Having lived in Paris for a couple of years as an expat, it was with a great deal of delight that we bought a small apartment in the south of France (so far south in fact that another 10 minutes driving would see us in Spain!). We were confident that we had enough language and cultural skills to make the move as smooth as it could possibly be but how wrong we were!
Having lived in Paris for a couple of years as an expat, it was with a great deal of delight that we bought a small apartment in the south of France (so far south in fact that another 10 minutes driving would see us in Spain!).
We were confident that we had enough language and cultural skills to make the move as smooth as it could possibly be but how wrong we were! We made the mistake of assuming that a UK removal company would be easier to deal with than a French one when it came to getting furniture from my husband's UK office. A word of warning: if you don't want rudeness, a late arrival and a refusal to help load, then don't book The French Van Man!
However, if you do want brilliant service and fantastic furniture which will be delivered and installed on time and with a smile, then Furniture for France is a great site to visit. Brian and his team are extremely professional and really go the extra mile to make sure that everything is perfect.
I'd also recommend having a tab running at the local bar to enable drinks to be bought for those willing souls who lend a hand – or simply air their opinion….
Get the Marie involved as early as possible so that you can get parking for your van sorted: particularly if like us your property is next to a busy market place.
If your language skills are not as fluent as you'd like them to be, then make sure you brush up on the crucial vocabulary you're likely to need. We put labels in English and French on our boxes to make sure that they were put into the right room rather than stacked in the middle of the living room floor.
Set up a French bank account – we used Credit Agricole Britline – as soon as you can so that you can get EDF to set up your electricity account and France Telecom to do the same for your telephone/internet connections.
If you are moving into an apartment, I'd suggest that meeting the neighbours is a priority as early as possible in the process to introduce yourself and to let them know when you'll be moving in. It'll make sorting out the communal charges easier and you will probably make friends along the way too.

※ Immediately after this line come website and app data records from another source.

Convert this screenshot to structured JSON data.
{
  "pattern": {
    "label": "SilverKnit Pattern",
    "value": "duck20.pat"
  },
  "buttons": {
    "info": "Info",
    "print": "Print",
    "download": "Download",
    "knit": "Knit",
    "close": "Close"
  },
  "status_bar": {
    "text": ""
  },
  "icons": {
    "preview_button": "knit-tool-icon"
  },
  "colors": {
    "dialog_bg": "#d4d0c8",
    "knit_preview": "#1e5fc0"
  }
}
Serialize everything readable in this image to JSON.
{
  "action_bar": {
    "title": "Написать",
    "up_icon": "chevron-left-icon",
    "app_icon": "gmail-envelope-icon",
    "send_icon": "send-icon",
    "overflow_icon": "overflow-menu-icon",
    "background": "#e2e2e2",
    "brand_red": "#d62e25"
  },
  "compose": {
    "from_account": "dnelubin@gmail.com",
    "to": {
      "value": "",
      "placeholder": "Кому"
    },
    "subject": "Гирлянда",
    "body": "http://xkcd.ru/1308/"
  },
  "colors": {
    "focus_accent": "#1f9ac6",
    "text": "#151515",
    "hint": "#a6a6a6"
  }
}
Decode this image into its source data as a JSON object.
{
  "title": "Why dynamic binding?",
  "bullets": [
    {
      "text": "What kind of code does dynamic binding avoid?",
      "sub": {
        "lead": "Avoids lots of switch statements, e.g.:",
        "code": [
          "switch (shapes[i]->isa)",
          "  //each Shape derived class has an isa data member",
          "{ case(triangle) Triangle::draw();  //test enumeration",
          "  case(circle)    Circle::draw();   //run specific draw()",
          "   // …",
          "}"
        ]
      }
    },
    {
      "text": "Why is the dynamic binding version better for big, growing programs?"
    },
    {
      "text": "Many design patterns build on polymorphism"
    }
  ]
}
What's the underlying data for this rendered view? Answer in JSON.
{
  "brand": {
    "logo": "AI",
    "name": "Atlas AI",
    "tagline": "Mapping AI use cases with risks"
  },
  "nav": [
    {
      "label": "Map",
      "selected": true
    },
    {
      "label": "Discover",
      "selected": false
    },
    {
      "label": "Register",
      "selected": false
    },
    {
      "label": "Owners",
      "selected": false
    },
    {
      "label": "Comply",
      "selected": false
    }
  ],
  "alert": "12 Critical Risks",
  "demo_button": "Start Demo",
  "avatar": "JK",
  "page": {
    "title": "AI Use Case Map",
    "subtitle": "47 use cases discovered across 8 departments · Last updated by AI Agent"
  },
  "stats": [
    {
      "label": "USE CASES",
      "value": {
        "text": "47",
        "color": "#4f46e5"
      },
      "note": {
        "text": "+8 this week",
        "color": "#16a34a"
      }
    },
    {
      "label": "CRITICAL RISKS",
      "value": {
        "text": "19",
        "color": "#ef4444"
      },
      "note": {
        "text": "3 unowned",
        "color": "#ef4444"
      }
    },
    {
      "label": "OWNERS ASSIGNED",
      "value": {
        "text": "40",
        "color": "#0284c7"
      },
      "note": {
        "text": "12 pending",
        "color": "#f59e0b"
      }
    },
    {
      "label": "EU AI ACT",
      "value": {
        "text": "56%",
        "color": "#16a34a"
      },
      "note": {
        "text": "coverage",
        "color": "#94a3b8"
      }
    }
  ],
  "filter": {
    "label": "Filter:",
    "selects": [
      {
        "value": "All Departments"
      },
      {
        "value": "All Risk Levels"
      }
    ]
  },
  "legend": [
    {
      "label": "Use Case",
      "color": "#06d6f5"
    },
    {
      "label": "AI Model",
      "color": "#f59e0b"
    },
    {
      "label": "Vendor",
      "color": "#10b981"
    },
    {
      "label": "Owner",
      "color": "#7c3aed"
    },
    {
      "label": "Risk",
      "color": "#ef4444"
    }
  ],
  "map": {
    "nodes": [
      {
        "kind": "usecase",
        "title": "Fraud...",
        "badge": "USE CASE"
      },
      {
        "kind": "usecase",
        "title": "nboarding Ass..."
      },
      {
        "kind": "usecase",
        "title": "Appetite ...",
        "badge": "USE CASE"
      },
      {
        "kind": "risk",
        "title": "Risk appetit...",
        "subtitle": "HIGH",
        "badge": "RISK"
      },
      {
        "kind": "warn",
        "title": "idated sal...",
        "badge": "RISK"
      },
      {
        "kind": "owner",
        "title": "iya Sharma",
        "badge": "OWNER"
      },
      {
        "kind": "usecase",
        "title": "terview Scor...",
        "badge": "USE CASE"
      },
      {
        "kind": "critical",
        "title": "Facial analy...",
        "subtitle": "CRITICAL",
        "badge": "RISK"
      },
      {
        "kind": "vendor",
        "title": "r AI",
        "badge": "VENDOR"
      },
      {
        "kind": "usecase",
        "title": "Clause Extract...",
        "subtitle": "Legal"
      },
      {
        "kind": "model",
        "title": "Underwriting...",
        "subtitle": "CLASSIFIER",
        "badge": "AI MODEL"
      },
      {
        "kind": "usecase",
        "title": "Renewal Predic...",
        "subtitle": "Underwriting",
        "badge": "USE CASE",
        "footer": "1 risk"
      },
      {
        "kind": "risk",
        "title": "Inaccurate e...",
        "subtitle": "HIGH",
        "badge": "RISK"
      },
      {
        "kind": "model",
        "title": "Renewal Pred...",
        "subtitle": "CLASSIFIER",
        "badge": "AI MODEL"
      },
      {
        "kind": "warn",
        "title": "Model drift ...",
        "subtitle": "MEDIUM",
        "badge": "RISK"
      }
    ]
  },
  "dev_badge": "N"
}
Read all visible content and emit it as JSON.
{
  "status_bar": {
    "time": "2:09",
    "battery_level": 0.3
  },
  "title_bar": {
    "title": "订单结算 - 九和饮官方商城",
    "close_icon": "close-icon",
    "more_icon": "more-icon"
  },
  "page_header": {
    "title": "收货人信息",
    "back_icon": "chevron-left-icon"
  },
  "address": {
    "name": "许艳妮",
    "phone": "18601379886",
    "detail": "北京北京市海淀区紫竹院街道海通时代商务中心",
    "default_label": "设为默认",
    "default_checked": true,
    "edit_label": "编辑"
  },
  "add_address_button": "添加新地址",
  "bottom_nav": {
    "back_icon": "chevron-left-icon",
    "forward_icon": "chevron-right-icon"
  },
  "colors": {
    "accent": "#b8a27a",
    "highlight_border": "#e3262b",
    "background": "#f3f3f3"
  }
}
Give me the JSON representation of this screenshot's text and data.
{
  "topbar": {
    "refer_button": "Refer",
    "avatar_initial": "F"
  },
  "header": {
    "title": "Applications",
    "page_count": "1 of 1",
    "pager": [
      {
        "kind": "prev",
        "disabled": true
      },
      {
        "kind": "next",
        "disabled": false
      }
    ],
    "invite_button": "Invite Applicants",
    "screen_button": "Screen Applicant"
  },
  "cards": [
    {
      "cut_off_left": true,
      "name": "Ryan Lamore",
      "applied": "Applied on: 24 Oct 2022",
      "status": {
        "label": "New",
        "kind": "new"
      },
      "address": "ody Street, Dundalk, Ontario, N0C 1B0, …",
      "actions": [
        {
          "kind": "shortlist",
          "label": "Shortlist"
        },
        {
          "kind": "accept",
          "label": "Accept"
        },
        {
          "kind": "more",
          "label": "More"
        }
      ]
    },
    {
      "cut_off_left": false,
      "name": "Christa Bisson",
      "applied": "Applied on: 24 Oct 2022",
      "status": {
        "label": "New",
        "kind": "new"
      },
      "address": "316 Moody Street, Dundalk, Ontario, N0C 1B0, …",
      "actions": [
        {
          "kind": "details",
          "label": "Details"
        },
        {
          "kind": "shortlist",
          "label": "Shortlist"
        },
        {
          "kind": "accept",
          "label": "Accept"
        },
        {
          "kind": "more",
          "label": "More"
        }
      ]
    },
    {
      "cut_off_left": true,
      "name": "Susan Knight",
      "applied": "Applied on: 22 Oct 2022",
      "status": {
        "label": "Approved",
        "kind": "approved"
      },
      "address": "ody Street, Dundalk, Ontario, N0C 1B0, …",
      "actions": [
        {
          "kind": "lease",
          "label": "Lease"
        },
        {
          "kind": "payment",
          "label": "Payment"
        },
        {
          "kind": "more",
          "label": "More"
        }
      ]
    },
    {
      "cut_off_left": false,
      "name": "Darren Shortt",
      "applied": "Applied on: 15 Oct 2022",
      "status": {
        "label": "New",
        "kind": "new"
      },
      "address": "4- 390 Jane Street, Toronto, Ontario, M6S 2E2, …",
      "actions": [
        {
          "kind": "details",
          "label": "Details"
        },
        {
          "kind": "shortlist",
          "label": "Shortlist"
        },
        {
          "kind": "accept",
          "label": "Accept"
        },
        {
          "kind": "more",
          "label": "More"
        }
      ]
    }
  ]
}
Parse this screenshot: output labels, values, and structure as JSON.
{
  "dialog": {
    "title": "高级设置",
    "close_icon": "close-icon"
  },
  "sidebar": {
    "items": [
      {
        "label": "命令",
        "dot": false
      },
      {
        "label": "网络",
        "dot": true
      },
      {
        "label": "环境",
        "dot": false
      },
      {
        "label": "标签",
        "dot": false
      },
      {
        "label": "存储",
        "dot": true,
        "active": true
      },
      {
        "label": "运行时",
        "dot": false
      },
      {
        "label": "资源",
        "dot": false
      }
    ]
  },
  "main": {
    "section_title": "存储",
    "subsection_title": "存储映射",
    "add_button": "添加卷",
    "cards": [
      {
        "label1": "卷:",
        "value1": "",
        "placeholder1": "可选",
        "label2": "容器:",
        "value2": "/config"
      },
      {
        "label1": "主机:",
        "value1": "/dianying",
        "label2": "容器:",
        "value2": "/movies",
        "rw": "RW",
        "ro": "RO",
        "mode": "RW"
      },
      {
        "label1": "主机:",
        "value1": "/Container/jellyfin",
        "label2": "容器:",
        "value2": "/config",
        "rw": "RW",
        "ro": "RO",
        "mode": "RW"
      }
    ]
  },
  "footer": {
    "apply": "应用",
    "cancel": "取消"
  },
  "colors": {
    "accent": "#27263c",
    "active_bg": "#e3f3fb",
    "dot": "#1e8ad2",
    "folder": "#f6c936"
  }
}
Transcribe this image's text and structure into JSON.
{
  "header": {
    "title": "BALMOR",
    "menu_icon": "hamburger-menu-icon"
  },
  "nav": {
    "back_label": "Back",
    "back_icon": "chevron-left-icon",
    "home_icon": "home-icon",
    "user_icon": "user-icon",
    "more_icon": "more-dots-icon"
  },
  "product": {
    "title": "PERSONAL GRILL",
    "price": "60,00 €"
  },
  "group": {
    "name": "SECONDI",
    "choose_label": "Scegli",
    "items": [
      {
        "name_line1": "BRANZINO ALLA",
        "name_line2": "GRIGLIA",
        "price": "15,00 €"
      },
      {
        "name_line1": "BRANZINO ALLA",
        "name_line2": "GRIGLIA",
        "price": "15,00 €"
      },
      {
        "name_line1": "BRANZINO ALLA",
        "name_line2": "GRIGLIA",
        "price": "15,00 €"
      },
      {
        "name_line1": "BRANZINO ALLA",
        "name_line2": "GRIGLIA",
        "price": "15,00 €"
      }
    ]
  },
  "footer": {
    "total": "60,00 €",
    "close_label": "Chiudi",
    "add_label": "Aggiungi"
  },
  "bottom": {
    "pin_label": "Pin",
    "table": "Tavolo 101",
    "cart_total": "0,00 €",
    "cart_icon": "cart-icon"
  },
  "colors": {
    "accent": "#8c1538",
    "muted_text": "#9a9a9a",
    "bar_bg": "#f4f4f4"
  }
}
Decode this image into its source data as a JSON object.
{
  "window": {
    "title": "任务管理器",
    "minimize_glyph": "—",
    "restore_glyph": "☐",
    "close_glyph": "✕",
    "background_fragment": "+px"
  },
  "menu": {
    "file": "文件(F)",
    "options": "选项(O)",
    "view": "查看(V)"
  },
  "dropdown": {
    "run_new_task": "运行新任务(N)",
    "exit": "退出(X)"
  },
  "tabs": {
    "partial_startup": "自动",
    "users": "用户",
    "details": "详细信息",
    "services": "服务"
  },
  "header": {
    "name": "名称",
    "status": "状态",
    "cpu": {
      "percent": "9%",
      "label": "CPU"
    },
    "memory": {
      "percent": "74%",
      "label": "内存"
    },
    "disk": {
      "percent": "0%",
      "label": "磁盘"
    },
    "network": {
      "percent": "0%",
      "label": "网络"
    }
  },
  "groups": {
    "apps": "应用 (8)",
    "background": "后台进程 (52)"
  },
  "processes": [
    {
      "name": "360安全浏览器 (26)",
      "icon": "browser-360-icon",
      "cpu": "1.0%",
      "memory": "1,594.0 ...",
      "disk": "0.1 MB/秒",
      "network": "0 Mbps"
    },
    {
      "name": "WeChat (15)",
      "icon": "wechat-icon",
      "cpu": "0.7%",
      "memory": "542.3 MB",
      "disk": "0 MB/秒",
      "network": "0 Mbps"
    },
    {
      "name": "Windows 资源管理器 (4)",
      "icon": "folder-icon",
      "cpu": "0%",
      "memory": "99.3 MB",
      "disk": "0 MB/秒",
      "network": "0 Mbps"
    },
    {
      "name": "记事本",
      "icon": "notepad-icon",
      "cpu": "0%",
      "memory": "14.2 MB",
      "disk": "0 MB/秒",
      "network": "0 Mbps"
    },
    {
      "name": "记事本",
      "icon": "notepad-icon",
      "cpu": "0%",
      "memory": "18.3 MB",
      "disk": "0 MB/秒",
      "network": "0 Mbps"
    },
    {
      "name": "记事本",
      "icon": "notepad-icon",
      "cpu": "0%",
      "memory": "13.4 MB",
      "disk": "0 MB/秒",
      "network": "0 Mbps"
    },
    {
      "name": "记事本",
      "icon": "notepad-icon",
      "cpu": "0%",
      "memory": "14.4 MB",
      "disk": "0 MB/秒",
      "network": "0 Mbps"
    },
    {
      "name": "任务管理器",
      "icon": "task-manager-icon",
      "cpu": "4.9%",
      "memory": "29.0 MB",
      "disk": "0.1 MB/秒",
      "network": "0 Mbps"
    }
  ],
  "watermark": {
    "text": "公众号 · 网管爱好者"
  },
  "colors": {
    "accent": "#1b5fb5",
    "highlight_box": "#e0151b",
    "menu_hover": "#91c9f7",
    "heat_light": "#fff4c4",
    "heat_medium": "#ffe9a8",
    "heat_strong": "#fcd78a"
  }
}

Last but not least, smile and remember that life is good in France once you've moved in!
Bonne courage.Philippa Taylor